─── Data extracts ───

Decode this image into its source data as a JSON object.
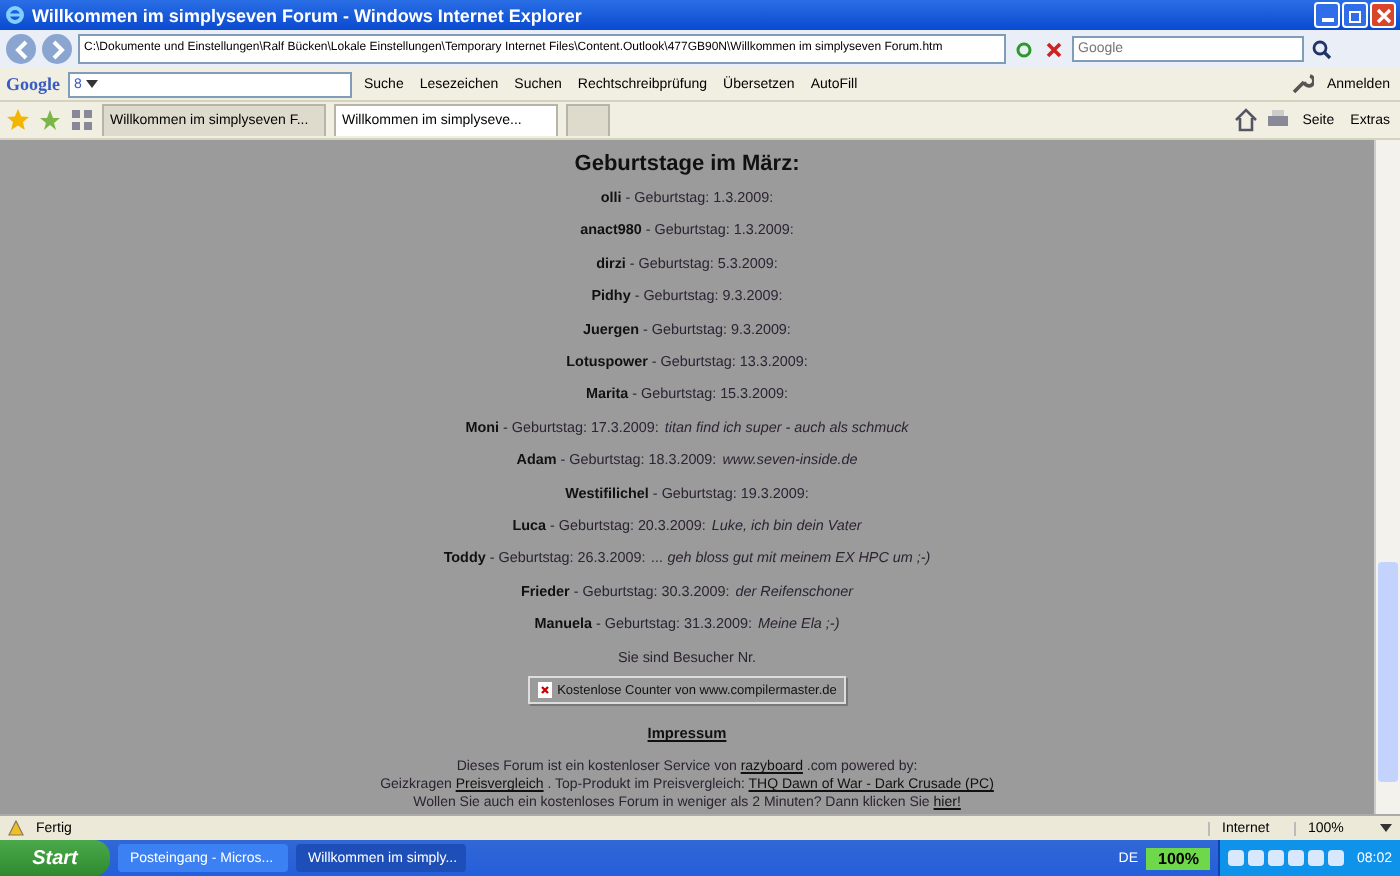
{
  "window": {
    "title": "Willkommen im simplyseven Forum - Windows Internet Explorer"
  },
  "address_bar": {
    "value": "C:\\Dokumente und Einstellungen\\Ralf Bücken\\Lokale Einstellungen\\Temporary Internet Files\\Content.Outlook\\477GB90N\\Willkommen im simplyseven Forum.htm",
    "search_placeholder": "Google"
  },
  "google_toolbar": {
    "logo": "Google",
    "search_menu": "8",
    "items": [
      {
        "label": "Suche"
      },
      {
        "label": "Lesezeichen"
      },
      {
        "label": "Suchen"
      },
      {
        "label": "Rechtschreibprüfung"
      },
      {
        "label": "Übersetzen"
      },
      {
        "label": "AutoFill"
      }
    ],
    "sign_in": "Anmelden"
  },
  "tabs": [
    {
      "label": "Willkommen im simplyseven F...",
      "selected": false
    },
    {
      "label": "Willkommen im simplyseve...",
      "selected": true
    }
  ],
  "command_bar": [
    "Seite",
    "Extras"
  ],
  "page": {
    "heading": "Geburtstage im März:",
    "birthdays": [
      {
        "name": "olli",
        "detail": "- Geburtstag: 1.3.2009:"
      },
      {
        "name": "anact980",
        "detail": "- Geburtstag: 1.3.2009:"
      },
      {
        "name": "dirzi",
        "detail": "- Geburtstag: 5.3.2009:"
      },
      {
        "name": "Pidhy",
        "detail": "- Geburtstag: 9.3.2009:"
      },
      {
        "name": "Juergen",
        "detail": "- Geburtstag: 9.3.2009:"
      },
      {
        "name": "Lotuspower",
        "detail": "- Geburtstag: 13.3.2009:"
      },
      {
        "name": "Marita",
        "detail": "- Geburtstag: 15.3.2009:"
      },
      {
        "name": "Moni",
        "detail": "- Geburtstag: 17.3.2009:",
        "note": "titan find ich super - auch als schmuck"
      },
      {
        "name": "Adam",
        "detail": "- Geburtstag: 18.3.2009:",
        "note": "www.seven-inside.de"
      },
      {
        "name": "Westifilichel",
        "detail": "- Geburtstag: 19.3.2009:"
      },
      {
        "name": "Luca",
        "detail": "- Geburtstag: 20.3.2009:",
        "note": "Luke, ich bin dein Vater"
      },
      {
        "name": "Toddy",
        "detail": "- Geburtstag: 26.3.2009:",
        "note": "... geh bloss gut mit meinem EX HPC um ;-)"
      },
      {
        "name": "Frieder",
        "detail": "- Geburtstag: 30.3.2009:",
        "note": "der Reifenschoner"
      },
      {
        "name": "Manuela",
        "detail": "- Geburtstag: 31.3.2009:",
        "note": "Meine Ela ;-)"
      }
    ],
    "visitor_label": "Sie sind Besucher Nr.",
    "counter_image_alt": "Kostenlose Counter von www.compilermaster.de",
    "imprint_link": "Impressum",
    "footer_lines": [
      [
        {
          "text": "Dieses Forum ist ein kostenloser Service von",
          "link": false
        },
        {
          "text": "razyboard",
          "link": true
        },
        {
          "text": ".com powered by:",
          "link": false
        }
      ],
      [
        {
          "text": "Geizkragen",
          "link": false
        },
        {
          "text": "Preisvergleich",
          "link": true
        },
        {
          "text": ". Top-Produkt im Preisvergleich:",
          "link": false
        },
        {
          "text": "THQ Dawn of War - Dark Crusade (PC)",
          "link": true
        }
      ],
      [
        {
          "text": "Wollen Sie auch ein kostenloses Forum in weniger als 2 Minuten? Dann klicken Sie",
          "link": false
        },
        {
          "text": "hier!",
          "link": true
        }
      ]
    ]
  },
  "status_bar": {
    "status": "Fertig",
    "zone": "Internet",
    "zoom": "100%"
  },
  "taskbar": {
    "start": "Start",
    "tasks": [
      {
        "label": "Posteingang - Micros...",
        "selected": false
      },
      {
        "label": "Willkommen im simply...",
        "selected": true
      }
    ],
    "language": "DE",
    "battery": "100%",
    "clock": "08:02"
  }
}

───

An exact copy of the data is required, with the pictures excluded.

Decode this image into its source data as a JSON object.
{
  "window": {
    "title": "Willkommen im simplyseven Forum - Windows Internet Explorer"
  },
  "address_bar": {
    "value": "C:\\Dokumente und Einstellungen\\Ralf Bücken\\Lokale Einstellungen\\Temporary Internet Files\\Content.Outlook\\477GB90N\\Willkommen im simplyseven Forum.htm",
    "search_placeholder": "Google"
  },
  "google_toolbar": {
    "logo": "Google",
    "search_menu": "8",
    "items": [
      {
        "label": "Suche"
      },
      {
        "label": "Lesezeichen"
      },
      {
        "label": "Suchen"
      },
      {
        "label": "Rechtschreibprüfung"
      },
      {
        "label": "Übersetzen"
      },
      {
        "label": "AutoFill"
      }
    ],
    "sign_in": "Anmelden"
  },
  "tabs": [
    {
      "label": "Willkommen im simplyseven F...",
      "selected": false
    },
    {
      "label": "Willkommen im simplyseve...",
      "selected": true
    }
  ],
  "command_bar": [
    "Seite",
    "Extras"
  ],
  "page": {
    "heading": "Geburtstage im März:",
    "birthdays": [
      {
        "name": "olli",
        "detail": "- Geburtstag: 1.3.2009:"
      },
      {
        "name": "anact980",
        "detail": "- Geburtstag: 1.3.2009:"
      },
      {
        "name": "dirzi",
        "detail": "- Geburtstag: 5.3.2009:"
      },
      {
        "name": "Pidhy",
        "detail": "- Geburtstag: 9.3.2009:"
      },
      {
        "name": "Juergen",
        "detail": "- Geburtstag: 9.3.2009:"
      },
      {
        "name": "Lotuspower",
        "detail": "- Geburtstag: 13.3.2009:"
      },
      {
        "name": "Marita",
        "detail": "- Geburtstag: 15.3.2009:"
      },
      {
        "name": "Moni",
        "detail": "- Geburtstag: 17.3.2009:",
        "note": "titan find ich super - auch als schmuck"
      },
      {
        "name": "Adam",
        "detail": "- Geburtstag: 18.3.2009:",
        "note": "www.seven-inside.de"
      },
      {
        "name": "Westifilichel",
        "detail": "- Geburtstag: 19.3.2009:"
      },
      {
        "name": "Luca",
        "detail": "- Geburtstag: 20.3.2009:",
        "note": "Luke, ich bin dein Vater"
      },
      {
        "name": "Toddy",
        "detail": "- Geburtstag: 26.3.2009:",
        "note": "... geh bloss gut mit meinem EX HPC um ;-)"
      },
      {
        "name": "Frieder",
        "detail": "- Geburtstag: 30.3.2009:",
        "note": "der Reifenschoner"
      },
      {
        "name": "Manuela",
        "detail": "- Geburtstag: 31.3.2009:",
        "note": "Meine Ela ;-)"
      }
    ],
    "visitor_label": "Sie sind Besucher Nr.",
    "counter_image_alt": "Kostenlose Counter von www.compilermaster.de",
    "imprint_link": "Impressum",
    "footer_lines": [
      [
        {
          "text": "Dieses Forum ist ein kostenloser Service von",
          "link": false
        },
        {
          "text": "razyboard",
          "link": true
        },
        {
          "text": ".com powered by:",
          "link": false
        }
      ],
      [
        {
          "text": "Geizkragen",
          "link": false
        },
        {
          "text": "Preisvergleich",
          "link": true
        },
        {
          "text": ". Top-Produkt im Preisvergleich:",
          "link": false
        },
        {
          "text": "THQ Dawn of War - Dark Crusade (PC)",
          "link": true
        }
      ],
      [
        {
          "text": "Wollen Sie auch ein kostenloses Forum in weniger als 2 Minuten? Dann klicken Sie",
          "link": false
        },
        {
          "text": "hier!",
          "link": true
        }
      ]
    ]
  },
  "status_bar": {
    "status": "Fertig",
    "zone": "Internet",
    "zoom": "100%"
  },
  "taskbar": {
    "start": "Start",
    "tasks": [
      {
        "label": "Posteingang - Micros...",
        "selected": false
      },
      {
        "label": "Willkommen im simply...",
        "selected": true
      }
    ],
    "language": "DE",
    "battery": "100%",
    "clock": "08:02"
  }
}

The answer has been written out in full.